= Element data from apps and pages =
────────────────────────────────────────
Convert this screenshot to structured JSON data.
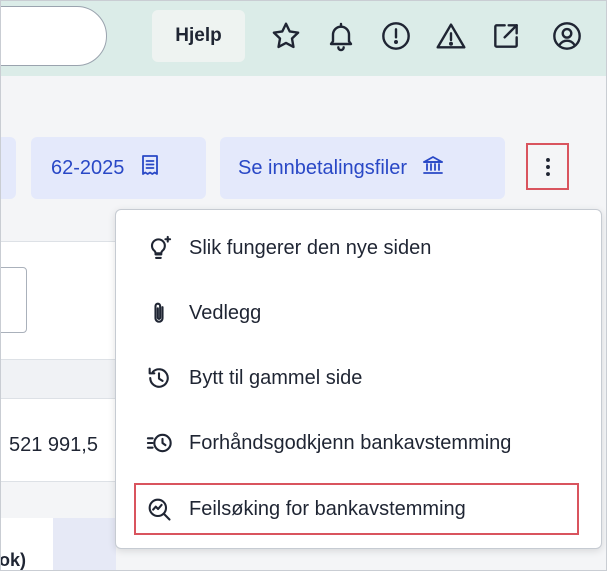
{
  "header": {
    "help_label": "Hjelp",
    "icons": [
      "star-icon",
      "bell-icon",
      "alert-circle-icon",
      "warning-triangle-icon",
      "external-link-icon",
      "user-circle-icon"
    ]
  },
  "toolbar": {
    "chip_period": "62-2025",
    "chip_payment_files": "Se innbetalingsfiler"
  },
  "background": {
    "amount": "521 991,5",
    "column_header": "ok)"
  },
  "menu": {
    "items": [
      {
        "label": "Slik fungerer den nye siden",
        "icon": "lightbulb-sparkle-icon"
      },
      {
        "label": "Vedlegg",
        "icon": "paperclip-icon"
      },
      {
        "label": "Bytt til gammel side",
        "icon": "history-icon"
      },
      {
        "label": "Forhåndsgodkjenn bankavstemming",
        "icon": "list-clock-icon"
      },
      {
        "label": "Feilsøking for bankavstemming",
        "icon": "search-chart-icon"
      }
    ]
  },
  "colors": {
    "header_bg": "#dbece8",
    "chip_bg": "#e4e9fb",
    "chip_text": "#2948c6",
    "highlight_border": "#d9545e"
  }
}
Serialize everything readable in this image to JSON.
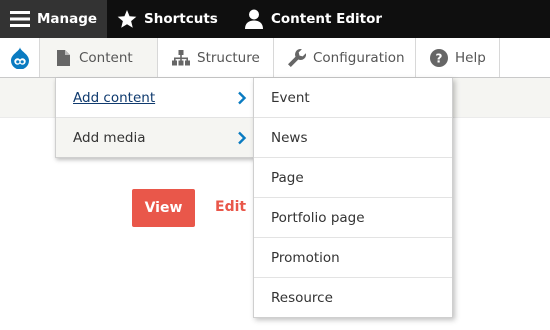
{
  "toolbar": {
    "manage_label": "Manage",
    "shortcuts_label": "Shortcuts",
    "user_label": "Content Editor"
  },
  "tray": {
    "items": [
      {
        "label": "Content",
        "icon": "file-icon"
      },
      {
        "label": "Structure",
        "icon": "sitemap-icon"
      },
      {
        "label": "Configuration",
        "icon": "wrench-icon"
      },
      {
        "label": "Help",
        "icon": "help-icon"
      }
    ]
  },
  "content_menu": {
    "items": [
      {
        "label": "Add content"
      },
      {
        "label": "Add media"
      }
    ]
  },
  "add_content_menu": {
    "items": [
      {
        "label": "Event"
      },
      {
        "label": "News"
      },
      {
        "label": "Page"
      },
      {
        "label": "Portfolio page"
      },
      {
        "label": "Promotion"
      },
      {
        "label": "Resource"
      }
    ]
  },
  "page": {
    "view_label": "View",
    "edit_label": "Edit"
  },
  "colors": {
    "toolbar_bg": "#0f0f0f",
    "accent_red": "#e9574a",
    "drupal_blue": "#0a7bc1",
    "link_blue": "#0f3a6e"
  }
}
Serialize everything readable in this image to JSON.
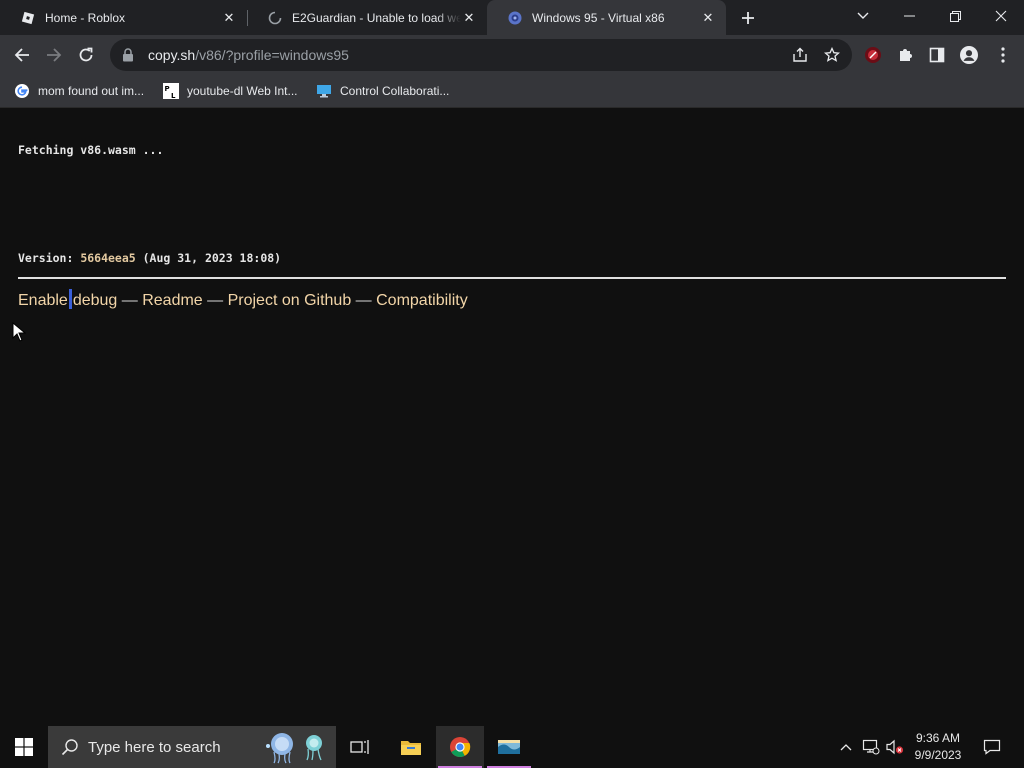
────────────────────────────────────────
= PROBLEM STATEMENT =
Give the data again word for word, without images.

= WRITTEN REPLY =
Convert this screenshot to structured JSON data.
{
  "header": {
    "help_label": "Hjelp",
    "icons": [
      "star-icon",
      "bell-icon",
      "alert-circle-icon",
      "warning-triangle-icon",
      "external-link-icon",
      "user-circle-icon"
    ]
  },
  "toolbar": {
    "chip_period": "62-2025",
    "chip_payment_files": "Se innbetalingsfiler"
  },
  "background": {
    "amount": "521 991,5",
    "column_header": "ok)"
  },
  "menu": {
    "items": [
      {
        "label": "Slik fungerer den nye siden",
        "icon": "lightbulb-sparkle-icon"
      },
      {
        "label": "Vedlegg",
        "icon": "paperclip-icon"
      },
      {
        "label": "Bytt til gammel side",
        "icon": "history-icon"
      },
      {
        "label": "Forhåndsgodkjenn bankavstemming",
        "icon": "list-clock-icon"
      },
      {
        "label": "Feilsøking for bankavstemming",
        "icon": "search-chart-icon"
      }
    ]
  },
  "colors": {
    "header_bg": "#dbece8",
    "chip_bg": "#e4e9fb",
    "chip_text": "#2948c6",
    "highlight_border": "#d9545e"
  }
}
Serialize everything readable in this image to JSON.
{
  "toolbar": {
    "manage_label": "Manage",
    "shortcuts_label": "Shortcuts",
    "user_label": "Content Editor"
  },
  "tray": {
    "items": [
      {
        "label": "Content",
        "icon": "file-icon"
      },
      {
        "label": "Structure",
        "icon": "sitemap-icon"
      },
      {
        "label": "Configuration",
        "icon": "wrench-icon"
      },
      {
        "label": "Help",
        "icon": "help-icon"
      }
    ]
  },
  "content_menu": {
    "items": [
      {
        "label": "Add content"
      },
      {
        "label": "Add media"
      }
    ]
  },
  "add_content_menu": {
    "items": [
      {
        "label": "Event"
      },
      {
        "label": "News"
      },
      {
        "label": "Page"
      },
      {
        "label": "Portfolio page"
      },
      {
        "label": "Promotion"
      },
      {
        "label": "Resource"
      }
    ]
  },
  "page": {
    "view_label": "View",
    "edit_label": "Edit"
  },
  "colors": {
    "toolbar_bg": "#0f0f0f",
    "accent_red": "#e9574a",
    "drupal_blue": "#0a7bc1",
    "link_blue": "#0f3a6e"
  }
}
Serialize everything readable in this image to JSON.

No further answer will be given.